▸ Records provided:
**********

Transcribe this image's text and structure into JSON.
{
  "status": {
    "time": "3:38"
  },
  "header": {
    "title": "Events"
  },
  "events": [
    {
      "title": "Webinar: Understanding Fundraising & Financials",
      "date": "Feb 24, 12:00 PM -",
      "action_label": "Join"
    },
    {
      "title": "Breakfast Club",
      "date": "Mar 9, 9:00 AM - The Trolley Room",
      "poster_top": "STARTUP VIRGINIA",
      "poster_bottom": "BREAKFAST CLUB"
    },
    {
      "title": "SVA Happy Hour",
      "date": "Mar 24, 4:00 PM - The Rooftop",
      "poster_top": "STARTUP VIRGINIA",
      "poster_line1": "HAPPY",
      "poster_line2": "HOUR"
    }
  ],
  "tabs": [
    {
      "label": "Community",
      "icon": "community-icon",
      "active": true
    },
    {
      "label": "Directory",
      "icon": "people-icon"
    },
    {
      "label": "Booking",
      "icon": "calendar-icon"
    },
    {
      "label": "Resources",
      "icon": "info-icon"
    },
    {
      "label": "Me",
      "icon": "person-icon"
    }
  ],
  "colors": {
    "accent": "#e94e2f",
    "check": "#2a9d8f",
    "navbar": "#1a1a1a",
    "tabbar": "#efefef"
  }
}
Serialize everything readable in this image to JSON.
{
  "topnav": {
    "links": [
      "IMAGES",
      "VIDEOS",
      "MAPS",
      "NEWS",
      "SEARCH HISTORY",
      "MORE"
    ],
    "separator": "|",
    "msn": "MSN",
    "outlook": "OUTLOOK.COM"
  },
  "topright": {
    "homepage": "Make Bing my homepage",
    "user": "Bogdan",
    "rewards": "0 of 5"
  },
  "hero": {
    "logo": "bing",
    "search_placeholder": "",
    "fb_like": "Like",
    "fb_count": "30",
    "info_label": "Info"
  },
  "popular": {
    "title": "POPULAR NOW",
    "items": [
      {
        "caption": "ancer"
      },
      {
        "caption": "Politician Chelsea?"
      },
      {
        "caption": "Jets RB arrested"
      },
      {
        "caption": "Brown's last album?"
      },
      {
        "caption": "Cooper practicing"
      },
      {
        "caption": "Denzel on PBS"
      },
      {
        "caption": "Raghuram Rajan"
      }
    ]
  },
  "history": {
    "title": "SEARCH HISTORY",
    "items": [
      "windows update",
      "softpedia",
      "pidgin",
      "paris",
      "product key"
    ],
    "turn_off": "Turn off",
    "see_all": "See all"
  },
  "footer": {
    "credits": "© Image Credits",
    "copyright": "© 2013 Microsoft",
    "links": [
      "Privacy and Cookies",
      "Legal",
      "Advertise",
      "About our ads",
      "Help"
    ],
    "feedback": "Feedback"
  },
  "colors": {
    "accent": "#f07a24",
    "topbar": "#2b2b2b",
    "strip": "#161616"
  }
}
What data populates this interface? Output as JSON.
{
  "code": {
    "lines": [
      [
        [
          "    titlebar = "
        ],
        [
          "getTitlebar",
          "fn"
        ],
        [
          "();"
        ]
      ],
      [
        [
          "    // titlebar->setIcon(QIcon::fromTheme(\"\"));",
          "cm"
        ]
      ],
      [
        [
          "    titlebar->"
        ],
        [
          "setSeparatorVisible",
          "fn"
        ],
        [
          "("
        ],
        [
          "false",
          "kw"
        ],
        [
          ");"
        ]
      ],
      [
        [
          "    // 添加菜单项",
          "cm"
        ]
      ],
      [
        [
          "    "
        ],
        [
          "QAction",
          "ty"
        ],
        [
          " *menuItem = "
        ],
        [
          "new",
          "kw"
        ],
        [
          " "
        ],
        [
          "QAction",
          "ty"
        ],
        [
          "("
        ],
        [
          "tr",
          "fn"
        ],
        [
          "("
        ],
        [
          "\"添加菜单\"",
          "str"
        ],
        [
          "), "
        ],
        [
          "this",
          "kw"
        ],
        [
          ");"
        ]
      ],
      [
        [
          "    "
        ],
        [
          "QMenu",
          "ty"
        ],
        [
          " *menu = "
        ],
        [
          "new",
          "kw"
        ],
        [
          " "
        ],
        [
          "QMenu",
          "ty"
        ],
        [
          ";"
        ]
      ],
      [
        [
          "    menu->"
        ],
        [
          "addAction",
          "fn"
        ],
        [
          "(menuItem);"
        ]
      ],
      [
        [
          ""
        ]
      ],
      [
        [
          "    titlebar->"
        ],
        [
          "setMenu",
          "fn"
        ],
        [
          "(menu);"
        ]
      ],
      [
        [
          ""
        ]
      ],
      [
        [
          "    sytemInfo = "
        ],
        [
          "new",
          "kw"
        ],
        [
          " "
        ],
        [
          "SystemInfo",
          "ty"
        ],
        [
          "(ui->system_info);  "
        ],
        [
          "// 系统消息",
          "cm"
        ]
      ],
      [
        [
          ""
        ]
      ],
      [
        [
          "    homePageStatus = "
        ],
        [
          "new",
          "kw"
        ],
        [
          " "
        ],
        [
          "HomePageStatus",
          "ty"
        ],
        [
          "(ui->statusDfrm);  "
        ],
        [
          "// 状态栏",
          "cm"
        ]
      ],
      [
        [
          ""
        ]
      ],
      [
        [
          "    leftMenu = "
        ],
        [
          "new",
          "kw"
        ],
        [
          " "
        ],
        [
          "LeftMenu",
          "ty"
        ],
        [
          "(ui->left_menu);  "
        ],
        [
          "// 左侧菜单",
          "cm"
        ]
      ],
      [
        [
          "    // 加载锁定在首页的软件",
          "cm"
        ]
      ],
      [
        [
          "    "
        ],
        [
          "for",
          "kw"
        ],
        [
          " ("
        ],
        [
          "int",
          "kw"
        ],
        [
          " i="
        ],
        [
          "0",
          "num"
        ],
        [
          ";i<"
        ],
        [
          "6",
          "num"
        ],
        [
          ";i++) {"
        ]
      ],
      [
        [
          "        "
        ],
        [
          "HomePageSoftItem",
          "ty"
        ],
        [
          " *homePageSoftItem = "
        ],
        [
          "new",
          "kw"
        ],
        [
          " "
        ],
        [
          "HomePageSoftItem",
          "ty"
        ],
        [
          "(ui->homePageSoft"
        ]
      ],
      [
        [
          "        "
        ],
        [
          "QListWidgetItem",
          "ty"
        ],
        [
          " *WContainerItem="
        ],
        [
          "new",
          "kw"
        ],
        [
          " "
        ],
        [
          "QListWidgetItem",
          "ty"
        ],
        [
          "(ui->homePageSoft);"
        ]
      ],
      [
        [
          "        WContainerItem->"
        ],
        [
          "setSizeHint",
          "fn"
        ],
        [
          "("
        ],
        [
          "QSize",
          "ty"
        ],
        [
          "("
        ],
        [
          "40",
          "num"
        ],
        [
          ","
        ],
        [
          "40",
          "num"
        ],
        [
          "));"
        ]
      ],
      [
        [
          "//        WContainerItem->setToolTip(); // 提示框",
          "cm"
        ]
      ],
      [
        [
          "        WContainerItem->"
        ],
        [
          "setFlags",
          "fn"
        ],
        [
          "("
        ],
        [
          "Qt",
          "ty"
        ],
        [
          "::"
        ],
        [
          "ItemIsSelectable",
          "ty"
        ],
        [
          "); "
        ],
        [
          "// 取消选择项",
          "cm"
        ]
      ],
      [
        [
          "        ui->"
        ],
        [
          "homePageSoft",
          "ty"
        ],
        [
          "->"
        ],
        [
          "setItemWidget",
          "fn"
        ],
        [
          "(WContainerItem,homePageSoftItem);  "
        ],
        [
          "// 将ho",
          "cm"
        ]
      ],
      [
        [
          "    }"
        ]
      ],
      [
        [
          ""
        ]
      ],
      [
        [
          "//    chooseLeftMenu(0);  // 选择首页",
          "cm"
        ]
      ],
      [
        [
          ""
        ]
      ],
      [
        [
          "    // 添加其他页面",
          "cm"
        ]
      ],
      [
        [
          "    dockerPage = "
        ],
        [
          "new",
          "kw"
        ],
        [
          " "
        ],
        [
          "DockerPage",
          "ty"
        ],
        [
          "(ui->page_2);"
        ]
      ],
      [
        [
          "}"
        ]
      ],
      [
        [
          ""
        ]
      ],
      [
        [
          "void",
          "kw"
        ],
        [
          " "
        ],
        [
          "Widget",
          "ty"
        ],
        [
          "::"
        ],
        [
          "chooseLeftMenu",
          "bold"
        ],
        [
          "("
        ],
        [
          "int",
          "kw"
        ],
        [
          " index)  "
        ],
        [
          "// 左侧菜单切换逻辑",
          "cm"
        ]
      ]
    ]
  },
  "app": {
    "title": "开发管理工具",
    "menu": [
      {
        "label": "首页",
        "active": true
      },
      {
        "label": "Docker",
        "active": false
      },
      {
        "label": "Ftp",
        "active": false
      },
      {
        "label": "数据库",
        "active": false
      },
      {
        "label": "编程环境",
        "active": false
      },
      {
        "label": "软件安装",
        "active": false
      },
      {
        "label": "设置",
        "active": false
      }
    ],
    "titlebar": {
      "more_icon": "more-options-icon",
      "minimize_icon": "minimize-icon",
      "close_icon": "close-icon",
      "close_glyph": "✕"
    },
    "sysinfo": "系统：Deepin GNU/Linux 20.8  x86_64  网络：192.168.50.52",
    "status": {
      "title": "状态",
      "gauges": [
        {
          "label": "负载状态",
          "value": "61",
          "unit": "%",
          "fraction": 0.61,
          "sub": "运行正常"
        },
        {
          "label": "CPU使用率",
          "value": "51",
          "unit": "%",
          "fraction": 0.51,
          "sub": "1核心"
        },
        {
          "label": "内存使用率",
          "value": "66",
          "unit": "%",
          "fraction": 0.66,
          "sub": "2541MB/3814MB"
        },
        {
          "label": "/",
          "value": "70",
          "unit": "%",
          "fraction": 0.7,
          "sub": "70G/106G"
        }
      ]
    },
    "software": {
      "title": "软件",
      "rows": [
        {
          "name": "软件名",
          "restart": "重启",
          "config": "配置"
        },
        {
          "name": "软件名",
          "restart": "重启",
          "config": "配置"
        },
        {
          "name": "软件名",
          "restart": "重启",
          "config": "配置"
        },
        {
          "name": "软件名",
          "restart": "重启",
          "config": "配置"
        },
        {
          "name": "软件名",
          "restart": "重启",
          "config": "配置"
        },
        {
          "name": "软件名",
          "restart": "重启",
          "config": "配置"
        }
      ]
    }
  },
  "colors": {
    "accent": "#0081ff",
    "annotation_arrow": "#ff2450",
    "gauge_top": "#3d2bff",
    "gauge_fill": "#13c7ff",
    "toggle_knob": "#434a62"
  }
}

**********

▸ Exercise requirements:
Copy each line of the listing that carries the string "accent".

▸ The completed task:
    "accent": "#e94e2f",
    "accent": "#f07a24",
    "accent": "#0081ff",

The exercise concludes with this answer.